Recent cold weather no reason for school closure

Take caution in extreme weather conditions, but there’s no reason to fall behind

Story by Katie Bast, News Editor

As I bundled up for my walk to class early this week, I couldn’t help but be annoyed. After a long-sleeved shirt, sweatshirt, fleece jacket, down coat, fleece-lined leggings, jeans, two pairs of wool socks, snow boots, mittens, a hat pulled down over my eyebrows, a scarf wrapped all the way around my nose and sunglasses, you could hardly tell there was a person underneath.

I know I wasn’t alone in my frustrations, particularly Monday and Tuesday morning, but now that I’ve thought about it, it doesn’t seem like that big of a deal.

The walk Monday was unbearably cold. I had ice crystals on my eyelashes and eyebrows, the scarf covering my mouth froze to my face and the bus was late so I had to brave the bridge. But I made it to campus and thawed out before I headed to class.

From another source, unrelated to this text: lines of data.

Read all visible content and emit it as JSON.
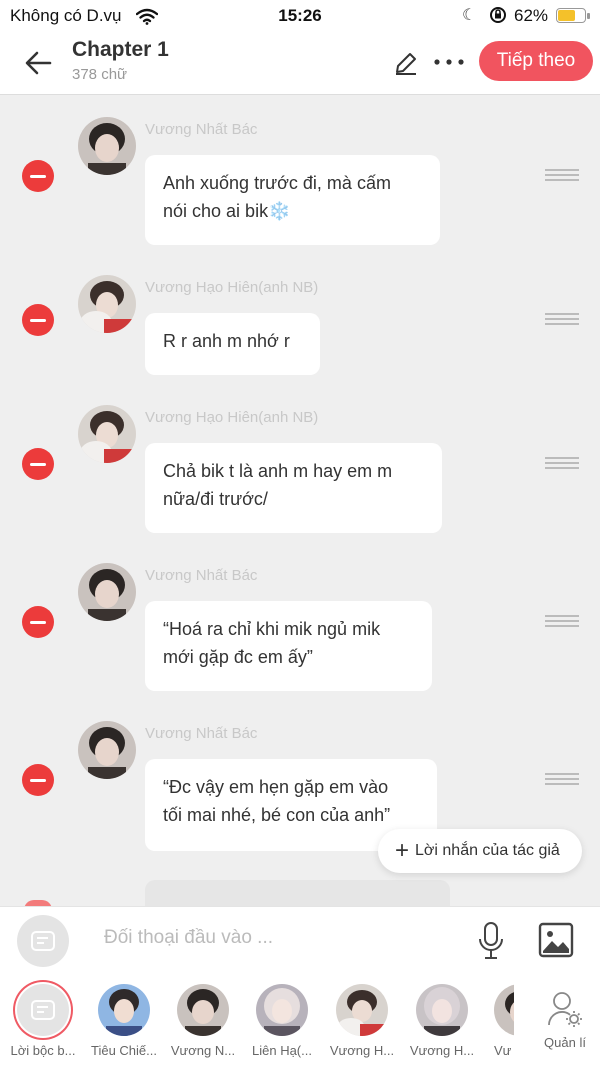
{
  "status_bar": {
    "carrier": "Không có D.vụ",
    "time": "15:26",
    "battery": "62%",
    "battery_level": 0.62
  },
  "header": {
    "title": "Chapter 1",
    "word_count": "378 chữ",
    "next_label": "Tiếp theo"
  },
  "messages": [
    {
      "sender": "Vương Nhất Bác",
      "text": "Anh xuống trước đi, mà cấm\nnói cho ai bik❄️"
    },
    {
      "sender": "Vương Hạo Hiên(anh NB)",
      "text": "R r anh m nhớ r"
    },
    {
      "sender": "Vương Hạo Hiên(anh NB)",
      "text": "Chả bik t là anh m hay em m\nnữa/đi trước/"
    },
    {
      "sender": "Vương Nhất Bác",
      "text": "“Hoá ra chỉ khi mik ngủ mik\nmới gặp đc em ấy”"
    },
    {
      "sender": "Vương Nhất Bác",
      "text": "“Đc vậy em hẹn gặp em vào\ntối mai nhé, bé con của anh”"
    }
  ],
  "author_note_label": "Lời nhắn của tác giả",
  "input": {
    "placeholder": "Đối thoại đầu vào ..."
  },
  "characters": [
    {
      "name": "Lời bộc b..."
    },
    {
      "name": "Tiêu Chiế..."
    },
    {
      "name": "Vương N..."
    },
    {
      "name": "Liên Hạ(..."
    },
    {
      "name": "Vương H..."
    },
    {
      "name": "Vương H..."
    },
    {
      "name": "Vư"
    }
  ],
  "manage_label": "Quản lí",
  "colors": {
    "accent": "#f1545f",
    "remove": "#ec3b3b",
    "background": "#efefef"
  }
}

It might seem like a cop-out for the university to put the decision of whether or not to come to class on students, but we’re adults. If we can decide we’re too sick to go to class, we can decide it’s too cold.

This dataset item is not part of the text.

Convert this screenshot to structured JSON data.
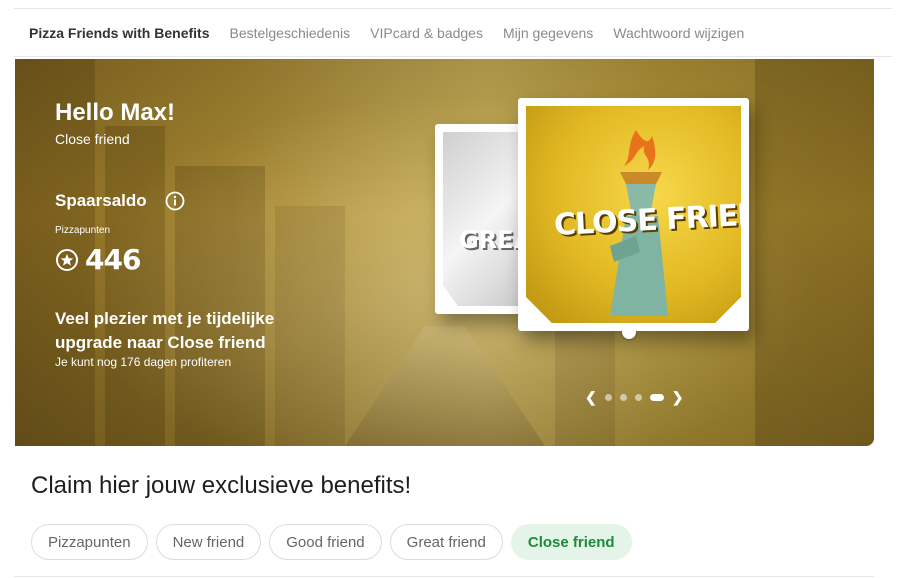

While it may seem unfair that public schools were closed, Vice Chancellor for Facilities and University Relations Mike Rindo said they have the luxury of adding days to the end of the year.

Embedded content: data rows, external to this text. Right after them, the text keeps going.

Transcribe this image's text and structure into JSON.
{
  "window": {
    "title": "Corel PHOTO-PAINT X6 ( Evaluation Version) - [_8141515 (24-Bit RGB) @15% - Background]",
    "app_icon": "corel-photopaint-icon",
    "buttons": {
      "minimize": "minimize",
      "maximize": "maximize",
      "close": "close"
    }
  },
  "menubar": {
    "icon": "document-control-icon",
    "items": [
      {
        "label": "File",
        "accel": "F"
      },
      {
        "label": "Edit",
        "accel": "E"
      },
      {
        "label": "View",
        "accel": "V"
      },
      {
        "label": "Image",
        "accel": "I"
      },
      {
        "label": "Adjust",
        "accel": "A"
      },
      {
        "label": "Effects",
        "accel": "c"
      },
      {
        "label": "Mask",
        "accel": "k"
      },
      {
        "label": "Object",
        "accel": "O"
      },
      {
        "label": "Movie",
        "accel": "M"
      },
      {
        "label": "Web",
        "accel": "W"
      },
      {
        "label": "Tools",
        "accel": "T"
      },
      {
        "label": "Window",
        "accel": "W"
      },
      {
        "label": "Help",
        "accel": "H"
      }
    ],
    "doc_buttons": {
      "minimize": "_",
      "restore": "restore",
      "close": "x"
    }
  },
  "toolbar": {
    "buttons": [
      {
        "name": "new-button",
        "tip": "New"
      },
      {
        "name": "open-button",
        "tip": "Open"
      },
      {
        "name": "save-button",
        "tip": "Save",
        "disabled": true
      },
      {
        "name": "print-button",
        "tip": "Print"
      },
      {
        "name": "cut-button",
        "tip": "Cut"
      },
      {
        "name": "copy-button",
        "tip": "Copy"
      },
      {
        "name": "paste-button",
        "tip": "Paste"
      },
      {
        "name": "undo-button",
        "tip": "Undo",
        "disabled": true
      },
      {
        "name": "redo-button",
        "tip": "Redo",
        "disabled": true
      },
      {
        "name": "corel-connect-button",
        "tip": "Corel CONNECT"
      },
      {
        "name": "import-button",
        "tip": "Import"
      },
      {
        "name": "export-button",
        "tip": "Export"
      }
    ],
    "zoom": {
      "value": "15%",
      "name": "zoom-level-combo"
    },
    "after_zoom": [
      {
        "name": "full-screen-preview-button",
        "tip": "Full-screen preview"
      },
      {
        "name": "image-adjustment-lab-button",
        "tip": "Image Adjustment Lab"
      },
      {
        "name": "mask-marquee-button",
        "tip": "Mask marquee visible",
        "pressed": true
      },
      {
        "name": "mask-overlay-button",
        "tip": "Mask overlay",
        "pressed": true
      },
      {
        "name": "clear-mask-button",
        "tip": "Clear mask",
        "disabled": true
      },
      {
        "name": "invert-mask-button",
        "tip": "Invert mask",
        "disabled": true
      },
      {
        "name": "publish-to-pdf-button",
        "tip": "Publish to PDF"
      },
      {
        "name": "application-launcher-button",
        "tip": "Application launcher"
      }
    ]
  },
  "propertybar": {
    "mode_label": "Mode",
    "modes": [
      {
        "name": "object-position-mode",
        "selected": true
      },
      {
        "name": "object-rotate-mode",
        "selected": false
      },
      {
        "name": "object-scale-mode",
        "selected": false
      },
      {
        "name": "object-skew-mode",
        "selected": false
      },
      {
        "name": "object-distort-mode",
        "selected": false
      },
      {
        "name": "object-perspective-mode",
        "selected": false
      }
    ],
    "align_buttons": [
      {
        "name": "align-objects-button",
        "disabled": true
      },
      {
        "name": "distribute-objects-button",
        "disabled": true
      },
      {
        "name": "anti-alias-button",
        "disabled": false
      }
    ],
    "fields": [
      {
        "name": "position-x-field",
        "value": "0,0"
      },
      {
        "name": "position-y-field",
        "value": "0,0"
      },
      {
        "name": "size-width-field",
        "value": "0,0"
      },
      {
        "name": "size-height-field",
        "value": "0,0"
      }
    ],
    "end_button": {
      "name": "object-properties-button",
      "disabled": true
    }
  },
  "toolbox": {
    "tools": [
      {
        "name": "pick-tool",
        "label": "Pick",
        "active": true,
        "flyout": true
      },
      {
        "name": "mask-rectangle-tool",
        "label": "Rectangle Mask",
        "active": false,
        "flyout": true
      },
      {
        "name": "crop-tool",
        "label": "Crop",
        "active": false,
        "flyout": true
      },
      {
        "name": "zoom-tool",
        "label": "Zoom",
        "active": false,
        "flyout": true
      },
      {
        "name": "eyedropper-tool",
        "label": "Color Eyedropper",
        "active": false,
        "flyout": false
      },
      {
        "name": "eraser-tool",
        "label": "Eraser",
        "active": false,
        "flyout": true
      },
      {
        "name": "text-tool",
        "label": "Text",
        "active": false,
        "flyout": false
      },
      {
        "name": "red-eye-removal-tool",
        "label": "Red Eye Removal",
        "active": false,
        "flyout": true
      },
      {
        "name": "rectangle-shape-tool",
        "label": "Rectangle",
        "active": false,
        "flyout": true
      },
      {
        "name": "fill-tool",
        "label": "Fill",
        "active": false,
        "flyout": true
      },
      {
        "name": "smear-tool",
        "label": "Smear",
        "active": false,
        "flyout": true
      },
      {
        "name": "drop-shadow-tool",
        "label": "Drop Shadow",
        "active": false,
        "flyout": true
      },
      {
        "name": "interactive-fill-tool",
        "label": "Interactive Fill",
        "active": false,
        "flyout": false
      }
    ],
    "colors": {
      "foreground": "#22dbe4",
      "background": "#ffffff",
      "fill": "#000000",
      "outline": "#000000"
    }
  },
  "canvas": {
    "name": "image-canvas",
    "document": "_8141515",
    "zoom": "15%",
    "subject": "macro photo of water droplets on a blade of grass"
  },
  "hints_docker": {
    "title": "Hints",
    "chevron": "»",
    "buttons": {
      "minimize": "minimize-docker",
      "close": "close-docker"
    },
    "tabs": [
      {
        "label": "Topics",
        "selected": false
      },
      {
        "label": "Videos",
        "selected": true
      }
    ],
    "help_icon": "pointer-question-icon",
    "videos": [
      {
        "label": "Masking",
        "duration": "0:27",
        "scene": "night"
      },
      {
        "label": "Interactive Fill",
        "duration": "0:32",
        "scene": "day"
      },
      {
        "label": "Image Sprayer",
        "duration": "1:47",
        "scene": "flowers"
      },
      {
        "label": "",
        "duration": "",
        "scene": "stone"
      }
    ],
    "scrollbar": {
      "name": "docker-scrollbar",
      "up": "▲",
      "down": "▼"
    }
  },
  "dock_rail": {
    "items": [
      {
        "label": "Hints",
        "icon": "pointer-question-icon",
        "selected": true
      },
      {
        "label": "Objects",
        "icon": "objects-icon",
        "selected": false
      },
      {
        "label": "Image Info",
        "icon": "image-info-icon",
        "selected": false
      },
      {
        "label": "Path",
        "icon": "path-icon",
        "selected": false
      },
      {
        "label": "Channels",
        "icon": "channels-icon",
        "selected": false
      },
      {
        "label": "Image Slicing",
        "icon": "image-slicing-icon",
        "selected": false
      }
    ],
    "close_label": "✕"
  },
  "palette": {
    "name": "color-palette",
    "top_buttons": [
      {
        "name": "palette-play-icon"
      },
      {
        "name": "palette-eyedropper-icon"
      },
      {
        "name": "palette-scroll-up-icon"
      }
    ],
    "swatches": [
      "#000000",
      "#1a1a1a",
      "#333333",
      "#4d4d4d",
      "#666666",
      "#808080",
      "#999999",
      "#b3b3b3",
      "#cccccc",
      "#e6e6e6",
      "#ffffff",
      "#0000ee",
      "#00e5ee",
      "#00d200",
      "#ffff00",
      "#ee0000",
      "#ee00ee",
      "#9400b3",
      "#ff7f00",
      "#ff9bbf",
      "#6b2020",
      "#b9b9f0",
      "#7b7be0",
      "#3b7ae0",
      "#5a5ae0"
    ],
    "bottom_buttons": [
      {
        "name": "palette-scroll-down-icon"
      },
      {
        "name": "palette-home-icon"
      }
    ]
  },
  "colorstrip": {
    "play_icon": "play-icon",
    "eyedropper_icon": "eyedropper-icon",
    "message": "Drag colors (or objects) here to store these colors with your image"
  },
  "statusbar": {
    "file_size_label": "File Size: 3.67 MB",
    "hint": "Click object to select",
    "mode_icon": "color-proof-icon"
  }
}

“Once our semester’s over, it’s over,” Rindo said.

We pay tuition and every class cancellation is money we don’t get back. There’s a difference between not going to class because we choose not to and not going because we’re told not to. I would rather brave the cold than  squeeze two classes worth of lecture into one.

When the university announced that classes would be held on Monday and Tuesday, many frustrated students and parents took to Facebook comments to voice their opinion. Many seemed concerned that administration wasn’t taking student safety into

“Our highest criteria is, is it safe to come to campus, to leave campus and to go back and forth within the facilities on campus,” Rindo said. “That is one of the criteria that we take into really serious consideration in fact, the most serious consideration, when making a decision whether to hold class or not.”

He said there are no hard-and-fast rules concerning school closures, but rather he and the chancellor evaluate the weather conditions as they happen and make a decision that way.

“Even though weather forecasting has gotten more accurate, it still is not an exact science,” Rindo said.

He said while the cold was extreme, the area has been experiencing similar temperatures for the last few weeks.

Nineteen of the first 28 days in January have been below zero. Every day this semester has been below zero and five of the six days have had double digit below zero readings. If class was cancelled every time the mercury dipped below ten below zero, we wouldn’t have had class those five days and likely wouldn’t have them for a few days next week.

I thought it was interesting that there was backlash over having class this week when there was nothing last week. The entire month of January has been very unusual. As residents of Wisconsin, we’re used to the cold and know how to dress for the cold.

According to a chart released by the National Weather Service, being outside for ten minutes in the wind chill could cause frostbite. Student Health Service Clinic Manager Laura Chellman said it’s up to students to use common sense when dressing for the weather. The best way to avoid this is to decrease time spent outside by taking the bus or carpooling to campus.

Chellman said there is no link between having class and getting frostbite and this year SHS has only seen three cases presenting with frostbite-like symptoms. None of them were Monday or Tuesday.

I don’t like the idea of having to use one of my few absences because classes are still being held and I don’t like the idea of missing out on lectures, but I feel comfortable making decisions about my own well-being.

Professors have been understanding of the conditions and I think most of them would be more than willing to work with students who chose to stay home this week.

It’s pretty patronizing to have administration tell us to dress warmly (duh), but I think having class this week really was the best option. There are so many ways to be safe in this weather and people just need to be wise.